Communication is key to keeping projects on time, within budget and in line with client expectations.
But communication about communication could be even more important.
Defining when and how communication occurs helps you keep your team on task and their work on target. A good project communication plan sets goals, clarifies roles and establishes expectations.
Here are six common mistakes made in project plans and ways to avoid them in your agency.
1) Saying too much
You may intend to improve collaboration by intricately detailing who can contact whom and when and how, but constricting communication can slow the flow of information. If a team member must stop to consider if their email is within the plan’s parameters, then you are delaying your project’s progress. A well-defined communication matrix documents acceptable contact without forcing team members to read the fine print. Simple works.

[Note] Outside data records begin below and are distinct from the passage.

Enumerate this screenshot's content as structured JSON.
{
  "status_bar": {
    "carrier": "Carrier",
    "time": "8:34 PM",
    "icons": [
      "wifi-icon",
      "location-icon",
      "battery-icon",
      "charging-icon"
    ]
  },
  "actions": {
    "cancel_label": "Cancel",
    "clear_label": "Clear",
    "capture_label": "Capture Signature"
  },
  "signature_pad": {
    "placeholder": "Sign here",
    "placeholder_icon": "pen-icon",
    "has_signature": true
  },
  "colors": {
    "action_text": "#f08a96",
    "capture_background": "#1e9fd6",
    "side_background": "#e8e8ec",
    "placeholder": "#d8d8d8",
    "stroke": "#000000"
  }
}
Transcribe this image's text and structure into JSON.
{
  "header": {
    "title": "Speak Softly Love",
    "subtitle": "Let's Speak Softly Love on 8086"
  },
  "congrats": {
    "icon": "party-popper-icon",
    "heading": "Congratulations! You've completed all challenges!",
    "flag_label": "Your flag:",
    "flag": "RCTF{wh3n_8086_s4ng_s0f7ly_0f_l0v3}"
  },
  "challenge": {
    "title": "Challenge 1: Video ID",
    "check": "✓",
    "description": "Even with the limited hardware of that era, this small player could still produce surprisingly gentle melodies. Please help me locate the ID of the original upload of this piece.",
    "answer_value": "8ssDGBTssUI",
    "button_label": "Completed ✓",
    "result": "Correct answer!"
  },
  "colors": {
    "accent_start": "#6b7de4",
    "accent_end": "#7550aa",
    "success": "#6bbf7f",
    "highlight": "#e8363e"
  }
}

2) Saying too little
If everyone has a say, then no one has a say. Overlapping roles cause confusion, which prompts delays. Pull in team members who have the time and talent to complete your project, then assign tasks accordingly. Distinguish between roles like project sponsor, project lead and steering team member so that everyone knows what they should and shouldn’t do.
3) Lacking purpose
Pointing your team in the right direction requires you to have somewhere to point. Unfortunately, communication plans often fail to put forth a clear purpose for the project. Your team should know why you are embarking on the project and what your client hopes to achieve with its completion. Start by setting SMART goals, which are Specific, Measurable, Attainable, Realistic and Time-related. Then, follow through with detailed expectations for deliverables and timelines, confirming that team members and stakeholders understand and agree.
4) Ignoring meetings
Meetings are notorious time-wasters. But they can also be incredibly efficient. Failing to plan for meetings is indeed planning to fail. Specify the frequency, purposes and terms of meetings in your project communication plan to prevent meeting too often or not enough, and to maximize the time provided. Differentiate between weekly status meetings; project plan status updates; management and resource updates; and task and activity planning sessions. Establish guidelines for each, such as who will be responsible for creating agendas and choosing action items.
5) Mishandling stakeholders
Your client may say they want to be “involved” but what does that really mean? Do they want daily updates or will a weekly summary suffice? Or, how about your agency’s owner? Do they - or should they - know how a project is coming along? Perhaps to assess its profitability or smooth the client relationship? Respect each stakeholders’ communication requirements by accommodating their preferred frequency and method for communication.
6) No Plan B
Even the best-planned projects can go amuck. How will you get yours back on track if it does? Avoid delays by including a risk management strategy in your project communication plan. Create contingency plans for overcoming such potential obstacles as scope changes, ensuring that team members and stakeholders know how challenges will be handled. Apprise them of possible problems in advance as well, so that no one is surprised should a situation arise.
Avoid these mistakes and increase your chances of success by downloading our project communication plan template. Your communication about communication will be clear and concise if you do.
What mistakes have you seen with project communication plans? And how have you overcome them?